Setting aside any pictures, reproduce the data exactly.

• [Extracted data]:
────

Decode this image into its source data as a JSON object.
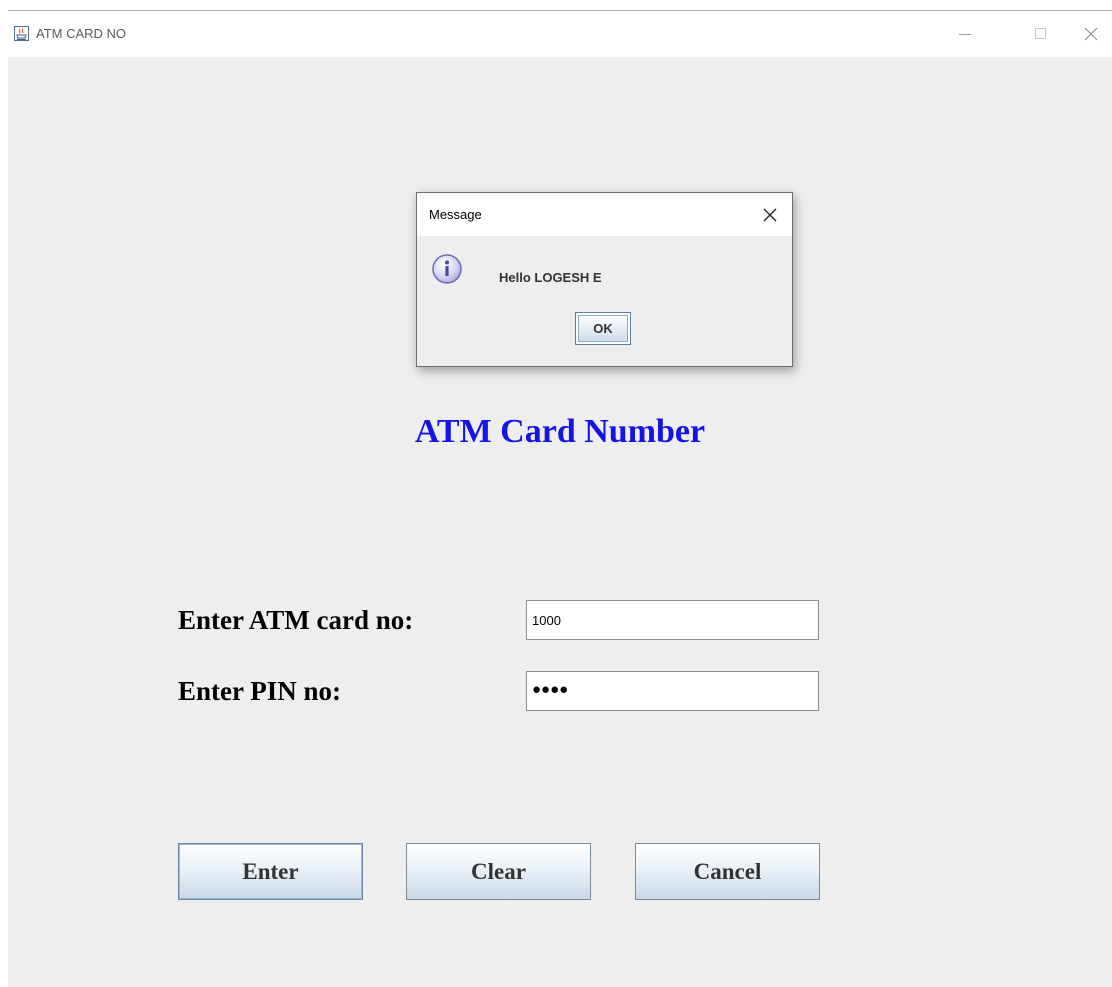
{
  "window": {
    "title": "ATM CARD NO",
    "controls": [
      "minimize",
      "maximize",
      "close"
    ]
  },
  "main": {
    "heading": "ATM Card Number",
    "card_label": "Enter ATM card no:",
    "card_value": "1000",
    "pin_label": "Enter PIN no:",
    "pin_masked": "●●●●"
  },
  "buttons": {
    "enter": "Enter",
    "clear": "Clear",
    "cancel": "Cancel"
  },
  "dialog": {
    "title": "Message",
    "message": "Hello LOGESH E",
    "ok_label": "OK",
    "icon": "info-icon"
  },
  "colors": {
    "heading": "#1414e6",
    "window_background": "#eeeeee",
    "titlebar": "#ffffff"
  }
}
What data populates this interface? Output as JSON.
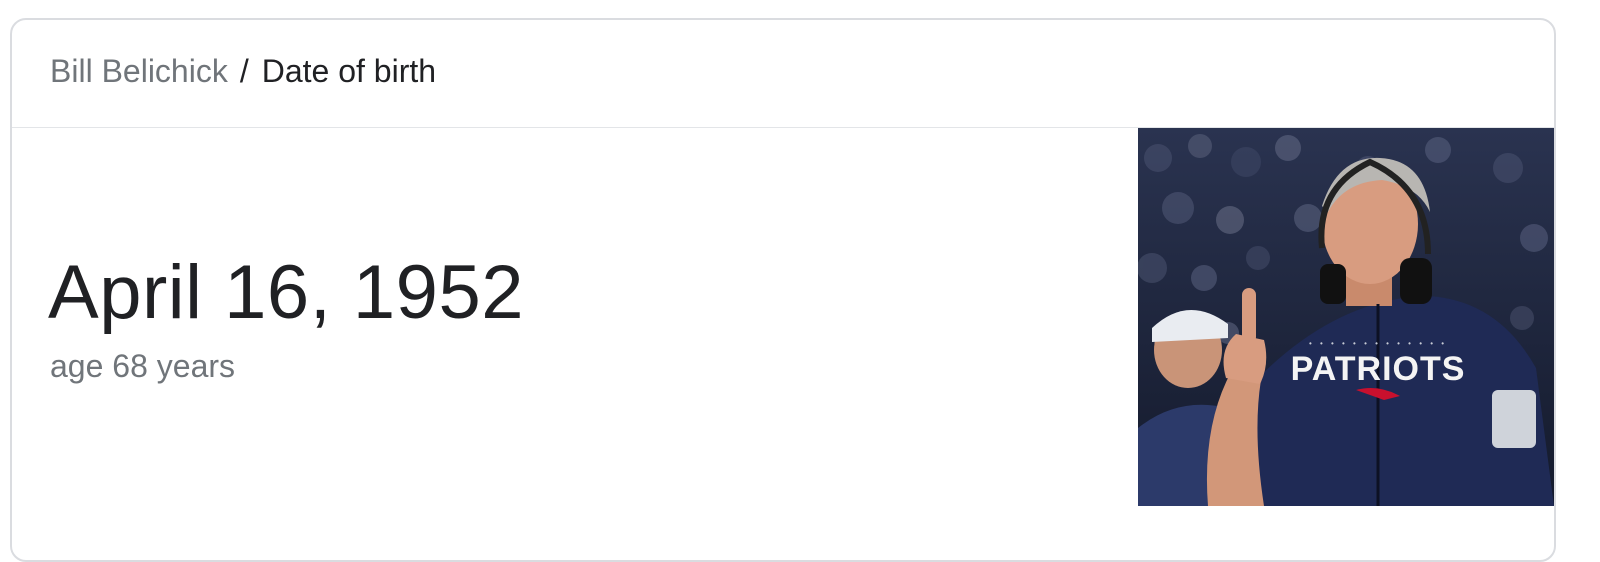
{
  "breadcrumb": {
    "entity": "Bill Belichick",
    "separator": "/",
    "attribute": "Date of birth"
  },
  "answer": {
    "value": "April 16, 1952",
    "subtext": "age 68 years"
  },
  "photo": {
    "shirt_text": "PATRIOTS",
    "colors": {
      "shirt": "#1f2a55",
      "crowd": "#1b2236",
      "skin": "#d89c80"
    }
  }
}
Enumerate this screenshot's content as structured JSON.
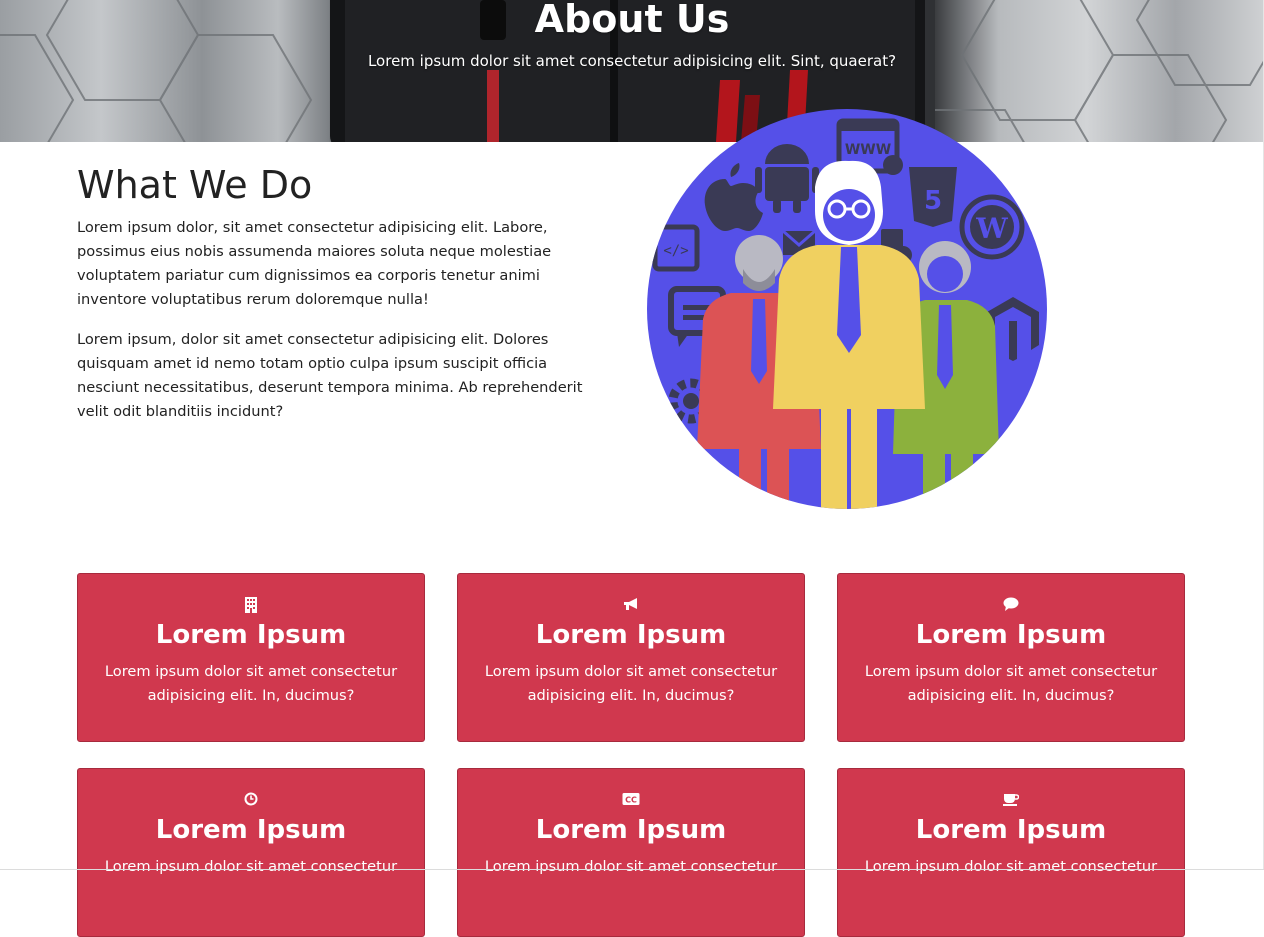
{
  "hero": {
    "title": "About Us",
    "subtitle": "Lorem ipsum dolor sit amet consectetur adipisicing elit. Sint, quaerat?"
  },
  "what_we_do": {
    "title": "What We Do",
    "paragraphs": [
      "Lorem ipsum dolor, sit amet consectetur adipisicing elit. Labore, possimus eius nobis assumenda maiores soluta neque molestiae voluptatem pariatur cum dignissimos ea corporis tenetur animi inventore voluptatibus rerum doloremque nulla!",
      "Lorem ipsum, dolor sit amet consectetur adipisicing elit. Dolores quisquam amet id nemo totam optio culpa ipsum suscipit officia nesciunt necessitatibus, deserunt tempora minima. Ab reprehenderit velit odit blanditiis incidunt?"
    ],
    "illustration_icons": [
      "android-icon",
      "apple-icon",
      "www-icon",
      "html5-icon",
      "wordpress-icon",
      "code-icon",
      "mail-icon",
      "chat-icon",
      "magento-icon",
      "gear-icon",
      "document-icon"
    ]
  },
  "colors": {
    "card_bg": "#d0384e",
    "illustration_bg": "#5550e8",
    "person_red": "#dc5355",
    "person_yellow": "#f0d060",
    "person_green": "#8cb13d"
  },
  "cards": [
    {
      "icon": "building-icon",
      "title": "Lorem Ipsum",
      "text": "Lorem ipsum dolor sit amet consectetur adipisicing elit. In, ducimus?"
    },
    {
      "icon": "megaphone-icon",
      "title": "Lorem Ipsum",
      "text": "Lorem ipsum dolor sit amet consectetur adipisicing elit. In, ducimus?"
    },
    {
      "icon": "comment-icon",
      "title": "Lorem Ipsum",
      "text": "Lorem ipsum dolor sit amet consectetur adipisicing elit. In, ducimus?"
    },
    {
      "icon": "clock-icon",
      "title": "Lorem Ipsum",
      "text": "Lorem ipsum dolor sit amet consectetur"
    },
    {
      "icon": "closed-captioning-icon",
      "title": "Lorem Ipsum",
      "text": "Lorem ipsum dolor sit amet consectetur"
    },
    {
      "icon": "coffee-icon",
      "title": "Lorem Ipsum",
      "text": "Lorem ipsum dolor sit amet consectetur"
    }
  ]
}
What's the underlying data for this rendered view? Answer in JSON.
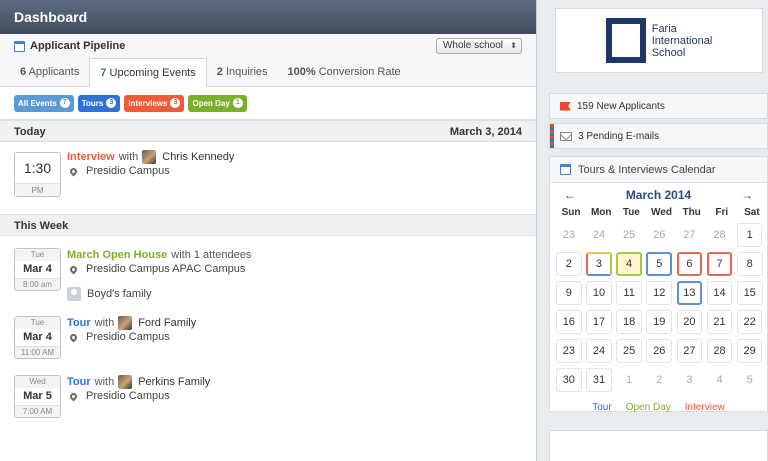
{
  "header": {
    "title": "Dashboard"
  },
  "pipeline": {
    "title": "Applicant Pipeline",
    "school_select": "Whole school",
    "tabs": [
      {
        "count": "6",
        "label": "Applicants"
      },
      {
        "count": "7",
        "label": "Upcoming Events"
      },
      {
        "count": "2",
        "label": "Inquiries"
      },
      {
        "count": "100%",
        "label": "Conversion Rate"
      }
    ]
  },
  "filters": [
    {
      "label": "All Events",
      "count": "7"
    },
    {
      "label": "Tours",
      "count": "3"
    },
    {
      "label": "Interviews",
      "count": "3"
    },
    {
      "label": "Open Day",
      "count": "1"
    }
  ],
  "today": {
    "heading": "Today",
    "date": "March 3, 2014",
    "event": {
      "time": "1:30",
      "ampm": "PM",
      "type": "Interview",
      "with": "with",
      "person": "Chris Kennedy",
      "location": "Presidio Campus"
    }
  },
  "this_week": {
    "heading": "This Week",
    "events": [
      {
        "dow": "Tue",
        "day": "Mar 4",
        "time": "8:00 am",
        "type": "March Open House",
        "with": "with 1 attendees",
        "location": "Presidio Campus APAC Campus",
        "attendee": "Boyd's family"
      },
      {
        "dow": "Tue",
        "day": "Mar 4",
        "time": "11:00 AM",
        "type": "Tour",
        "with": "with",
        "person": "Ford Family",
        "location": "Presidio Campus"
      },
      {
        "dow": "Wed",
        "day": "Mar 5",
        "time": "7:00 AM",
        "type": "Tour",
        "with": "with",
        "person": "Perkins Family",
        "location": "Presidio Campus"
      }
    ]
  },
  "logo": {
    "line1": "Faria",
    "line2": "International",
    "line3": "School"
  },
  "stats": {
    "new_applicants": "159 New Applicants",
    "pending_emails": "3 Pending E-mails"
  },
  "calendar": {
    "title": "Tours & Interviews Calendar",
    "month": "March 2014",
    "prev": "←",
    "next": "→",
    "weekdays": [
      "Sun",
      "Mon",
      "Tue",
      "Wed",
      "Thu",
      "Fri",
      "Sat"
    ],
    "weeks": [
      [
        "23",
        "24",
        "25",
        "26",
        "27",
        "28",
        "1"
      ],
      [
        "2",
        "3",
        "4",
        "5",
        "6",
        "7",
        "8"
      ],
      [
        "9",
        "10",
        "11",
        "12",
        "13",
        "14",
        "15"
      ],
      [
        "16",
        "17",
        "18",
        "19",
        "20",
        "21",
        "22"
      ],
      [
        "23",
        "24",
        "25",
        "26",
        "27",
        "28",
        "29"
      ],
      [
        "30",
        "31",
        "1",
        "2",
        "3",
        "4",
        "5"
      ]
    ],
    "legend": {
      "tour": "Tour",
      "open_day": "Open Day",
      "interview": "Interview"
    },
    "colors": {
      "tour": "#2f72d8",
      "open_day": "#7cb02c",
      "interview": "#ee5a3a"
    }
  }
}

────

• [Solution to this exercise]:
Decode this image into its source data as a JSON object.
{
  "window": {
    "title": "ATM CARD NO",
    "controls": [
      "minimize",
      "maximize",
      "close"
    ]
  },
  "main": {
    "heading": "ATM Card Number",
    "card_label": "Enter ATM card no:",
    "card_value": "1000",
    "pin_label": "Enter PIN no:",
    "pin_masked": "●●●●"
  },
  "buttons": {
    "enter": "Enter",
    "clear": "Clear",
    "cancel": "Cancel"
  },
  "dialog": {
    "title": "Message",
    "message": "Hello LOGESH E",
    "ok_label": "OK",
    "icon": "info-icon"
  },
  "colors": {
    "heading": "#1414e6",
    "window_background": "#eeeeee",
    "titlebar": "#ffffff"
  }
}
What data populates this interface? Output as JSON.
{
  "breadcrumb": {
    "entity": "Bill Belichick",
    "separator": "/",
    "attribute": "Date of birth"
  },
  "answer": {
    "value": "April 16, 1952",
    "subtext": "age 68 years"
  },
  "photo": {
    "shirt_text": "PATRIOTS",
    "colors": {
      "shirt": "#1f2a55",
      "crowd": "#1b2236",
      "skin": "#d89c80"
    }
  }
}
Enumerate this screenshot's content as structured JSON.
{
  "hero": {
    "title": "About Us",
    "subtitle": "Lorem ipsum dolor sit amet consectetur adipisicing elit. Sint, quaerat?"
  },
  "what_we_do": {
    "title": "What We Do",
    "paragraphs": [
      "Lorem ipsum dolor, sit amet consectetur adipisicing elit. Labore, possimus eius nobis assumenda maiores soluta neque molestiae voluptatem pariatur cum dignissimos ea corporis tenetur animi inventore voluptatibus rerum doloremque nulla!",
      "Lorem ipsum, dolor sit amet consectetur adipisicing elit. Dolores quisquam amet id nemo totam optio culpa ipsum suscipit officia nesciunt necessitatibus, deserunt tempora minima. Ab reprehenderit velit odit blanditiis incidunt?"
    ],
    "illustration_icons": [
      "android-icon",
      "apple-icon",
      "www-icon",
      "html5-icon",
      "wordpress-icon",
      "code-icon",
      "mail-icon",
      "chat-icon",
      "magento-icon",
      "gear-icon",
      "document-icon"
    ]
  },
  "colors": {
    "card_bg": "#d0384e",
    "illustration_bg": "#5550e8",
    "person_red": "#dc5355",
    "person_yellow": "#f0d060",
    "person_green": "#8cb13d"
  },
  "cards": [
    {
      "icon": "building-icon",
      "title": "Lorem Ipsum",
      "text": "Lorem ipsum dolor sit amet consectetur adipisicing elit. In, ducimus?"
    },
    {
      "icon": "megaphone-icon",
      "title": "Lorem Ipsum",
      "text": "Lorem ipsum dolor sit amet consectetur adipisicing elit. In, ducimus?"
    },
    {
      "icon": "comment-icon",
      "title": "Lorem Ipsum",
      "text": "Lorem ipsum dolor sit amet consectetur adipisicing elit. In, ducimus?"
    },
    {
      "icon": "clock-icon",
      "title": "Lorem Ipsum",
      "text": "Lorem ipsum dolor sit amet consectetur"
    },
    {
      "icon": "closed-captioning-icon",
      "title": "Lorem Ipsum",
      "text": "Lorem ipsum dolor sit amet consectetur"
    },
    {
      "icon": "coffee-icon",
      "title": "Lorem Ipsum",
      "text": "Lorem ipsum dolor sit amet consectetur"
    }
  ]
}
What's the underlying data for this rendered view? Answer in JSON.
{
  "header": {
    "title": "Dashboard"
  },
  "pipeline": {
    "title": "Applicant Pipeline",
    "school_select": "Whole school",
    "tabs": [
      {
        "count": "6",
        "label": "Applicants"
      },
      {
        "count": "7",
        "label": "Upcoming Events"
      },
      {
        "count": "2",
        "label": "Inquiries"
      },
      {
        "count": "100%",
        "label": "Conversion Rate"
      }
    ]
  },
  "filters": [
    {
      "label": "All Events",
      "count": "7"
    },
    {
      "label": "Tours",
      "count": "3"
    },
    {
      "label": "Interviews",
      "count": "3"
    },
    {
      "label": "Open Day",
      "count": "1"
    }
  ],
  "today": {
    "heading": "Today",
    "date": "March 3, 2014",
    "event": {
      "time": "1:30",
      "ampm": "PM",
      "type": "Interview",
      "with": "with",
      "person": "Chris Kennedy",
      "location": "Presidio Campus"
    }
  },
  "this_week": {
    "heading": "This Week",
    "events": [
      {
        "dow": "Tue",
        "day": "Mar 4",
        "time": "8:00 am",
        "type": "March Open House",
        "with": "with 1 attendees",
        "location": "Presidio Campus APAC Campus",
        "attendee": "Boyd's family"
      },
      {
        "dow": "Tue",
        "day": "Mar 4",
        "time": "11:00 AM",
        "type": "Tour",
        "with": "with",
        "person": "Ford Family",
        "location": "Presidio Campus"
      },
      {
        "dow": "Wed",
        "day": "Mar 5",
        "time": "7:00 AM",
        "type": "Tour",
        "with": "with",
        "person": "Perkins Family",
        "location": "Presidio Campus"
      }
    ]
  },
  "logo": {
    "line1": "Faria",
    "line2": "International",
    "line3": "School"
  },
  "stats": {
    "new_applicants": "159 New Applicants",
    "pending_emails": "3 Pending E-mails"
  },
  "calendar": {
    "title": "Tours & Interviews Calendar",
    "month": "March 2014",
    "prev": "←",
    "next": "→",
    "weekdays": [
      "Sun",
      "Mon",
      "Tue",
      "Wed",
      "Thu",
      "Fri",
      "Sat"
    ],
    "weeks": [
      [
        "23",
        "24",
        "25",
        "26",
        "27",
        "28",
        "1"
      ],
      [
        "2",
        "3",
        "4",
        "5",
        "6",
        "7",
        "8"
      ],
      [
        "9",
        "10",
        "11",
        "12",
        "13",
        "14",
        "15"
      ],
      [
        "16",
        "17",
        "18",
        "19",
        "20",
        "21",
        "22"
      ],
      [
        "23",
        "24",
        "25",
        "26",
        "27",
        "28",
        "29"
      ],
      [
        "30",
        "31",
        "1",
        "2",
        "3",
        "4",
        "5"
      ]
    ],
    "legend": {
      "tour": "Tour",
      "open_day": "Open Day",
      "interview": "Interview"
    },
    "colors": {
      "tour": "#2f72d8",
      "open_day": "#7cb02c",
      "interview": "#ee5a3a"
    }
  }
}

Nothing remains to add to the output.